Central banks' gold buying is lifting the price of the precious metal in a trend that analysts expect to continue even if widespread predictions of a price rise to $2,000 by year-end comes true.
Not only is central-bank buying expected to continue in the face of rising gold prices, but it is spreading geographically.
In August, Thailand bought 300,000 ounces, bringing its reserves to 4.40 million ounces. Bolivia purchased 225,000 ounces, and its reserves now sit at 1.36 million ounces. Tajikistan bought 60,000 ounces, and Russia added another 118,000 ounces.
Vietnam's central bank has licensed several banks and gold companies with additional gold import quotas of four to five metric tons in a continuing attempt to narrow the gap between domestic and global prices.
In Europe, central-bank selling under the Central Bank Gold Agreement barely reached 1 metric ton in the second year of the agreement, which expired this week.
Despite some central-bank selling in Belarus, Mexico, and Mongolia, the sector as a whole is a key component in keeping a floor on the price of the yellow metal as well as contributing to its increases.
While the news that central banks continue to buy gold is not necessarily a surprise, we think there is extra weight to these developments, given the significantly higher gold price in August, UBS analyst Edel Tully said.

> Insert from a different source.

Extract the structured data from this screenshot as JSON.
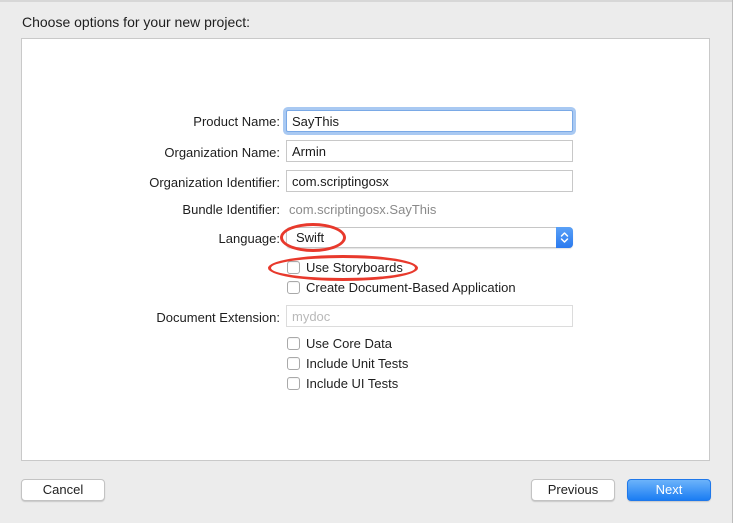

It highlights that higher gold prices are not much of an obstacle for central banks whose perceived allocation to the metal is low. Also important is that sales are now not exclusive to Asian central banks, with South America becoming more active. We expect these trends will continue over the months ahead, Tully added.

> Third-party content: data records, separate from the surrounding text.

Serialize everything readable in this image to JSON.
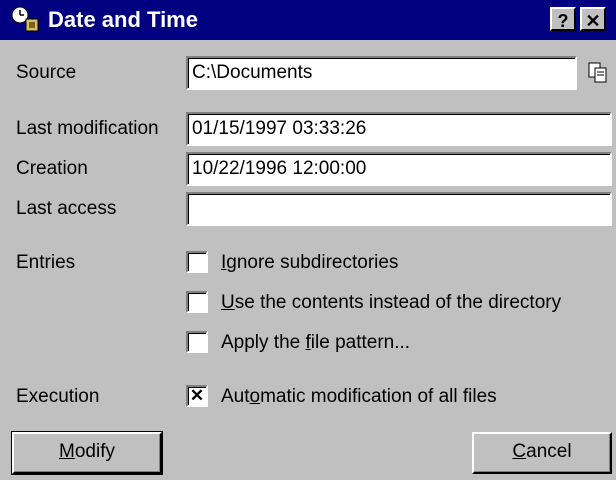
{
  "window": {
    "title": "Date and Time",
    "help_label": "?",
    "close_label": "✕"
  },
  "source": {
    "label": "Source",
    "value": "C:\\Documents"
  },
  "last_modification": {
    "label": "Last modification",
    "value": "01/15/1997 03:33:26"
  },
  "creation": {
    "label": "Creation",
    "value": "10/22/1996 12:00:00"
  },
  "last_access": {
    "label": "Last access",
    "value": ""
  },
  "entries": {
    "label": "Entries",
    "options": [
      {
        "pre": "",
        "key": "I",
        "post": "gnore subdirectories",
        "checked": false
      },
      {
        "pre": "",
        "key": "U",
        "post": "se the contents instead of the directory",
        "checked": false
      },
      {
        "pre": "Apply the ",
        "key": "f",
        "post": "ile pattern...",
        "checked": false
      }
    ]
  },
  "execution": {
    "label": "Execution",
    "option": {
      "pre": "Aut",
      "key": "o",
      "post": "matic modification of all files",
      "checked": true,
      "mark": "✕"
    }
  },
  "buttons": {
    "modify": {
      "key": "M",
      "rest": "odify"
    },
    "cancel": {
      "key": "C",
      "rest": "ancel"
    }
  },
  "colors": {
    "titlebar": "#000080",
    "face": "#c0c0c0"
  }
}
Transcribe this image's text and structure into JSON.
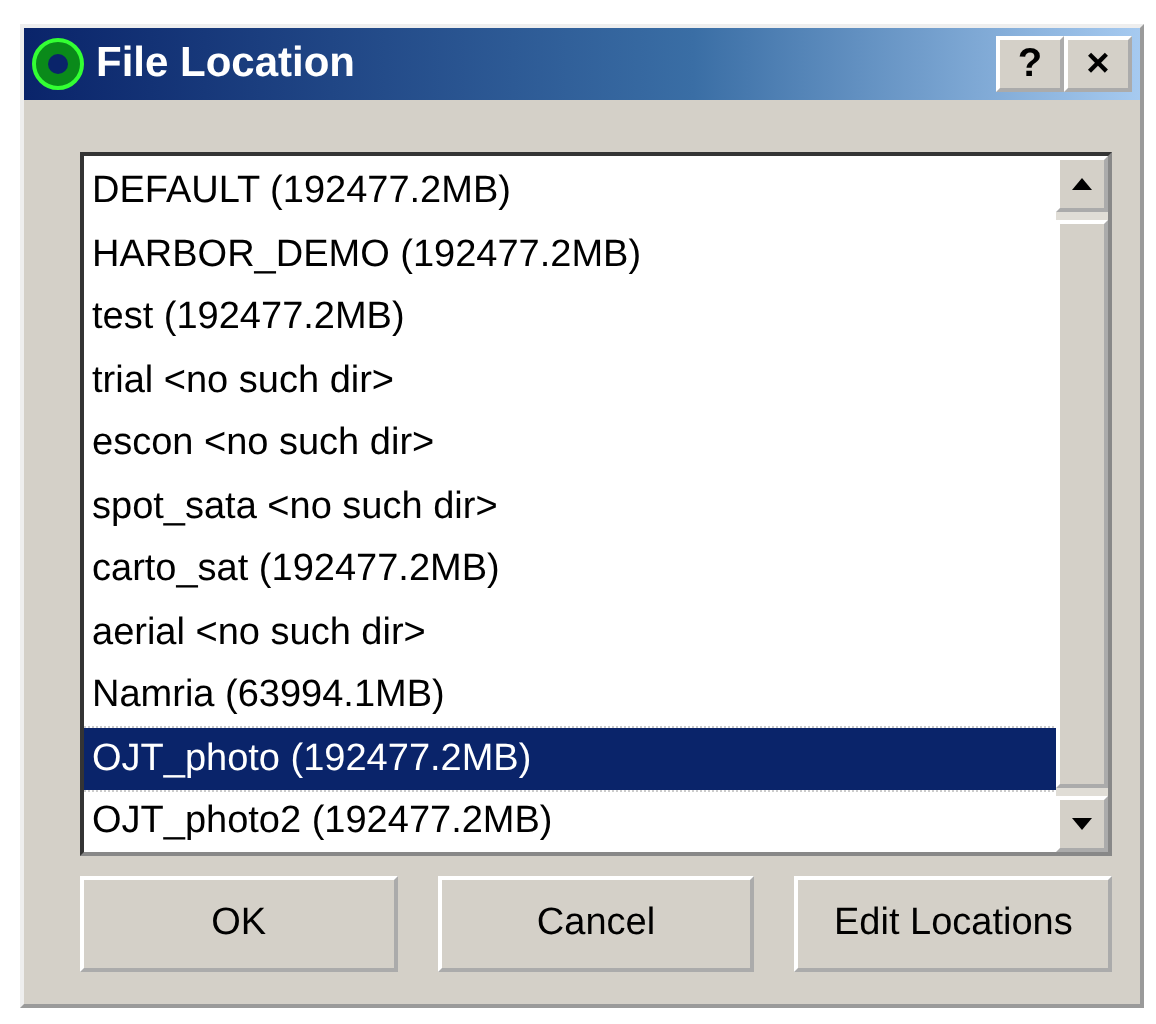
{
  "window": {
    "title": "File Location",
    "title_buttons": [
      "?",
      "×"
    ]
  },
  "list": {
    "items": [
      {
        "label": "DEFAULT (192477.2MB)",
        "selected": false
      },
      {
        "label": "HARBOR_DEMO (192477.2MB)",
        "selected": false
      },
      {
        "label": "test (192477.2MB)",
        "selected": false
      },
      {
        "label": "trial <no such dir>",
        "selected": false
      },
      {
        "label": "escon <no such dir>",
        "selected": false
      },
      {
        "label": "spot_sata <no such dir>",
        "selected": false
      },
      {
        "label": "carto_sat (192477.2MB)",
        "selected": false
      },
      {
        "label": "aerial <no such dir>",
        "selected": false
      },
      {
        "label": "Namria (63994.1MB)",
        "selected": false
      },
      {
        "label": "OJT_photo (192477.2MB)",
        "selected": true
      },
      {
        "label": "OJT_photo2 (192477.2MB)",
        "selected": false
      }
    ]
  },
  "buttons": [
    "OK",
    "Cancel",
    "Edit Locations"
  ]
}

Gold on the spot market was up in early afternoon trading was up $14.14 to $1,631.09, while gold for December delivery on the Comex was up $13.30 to $1,630.60.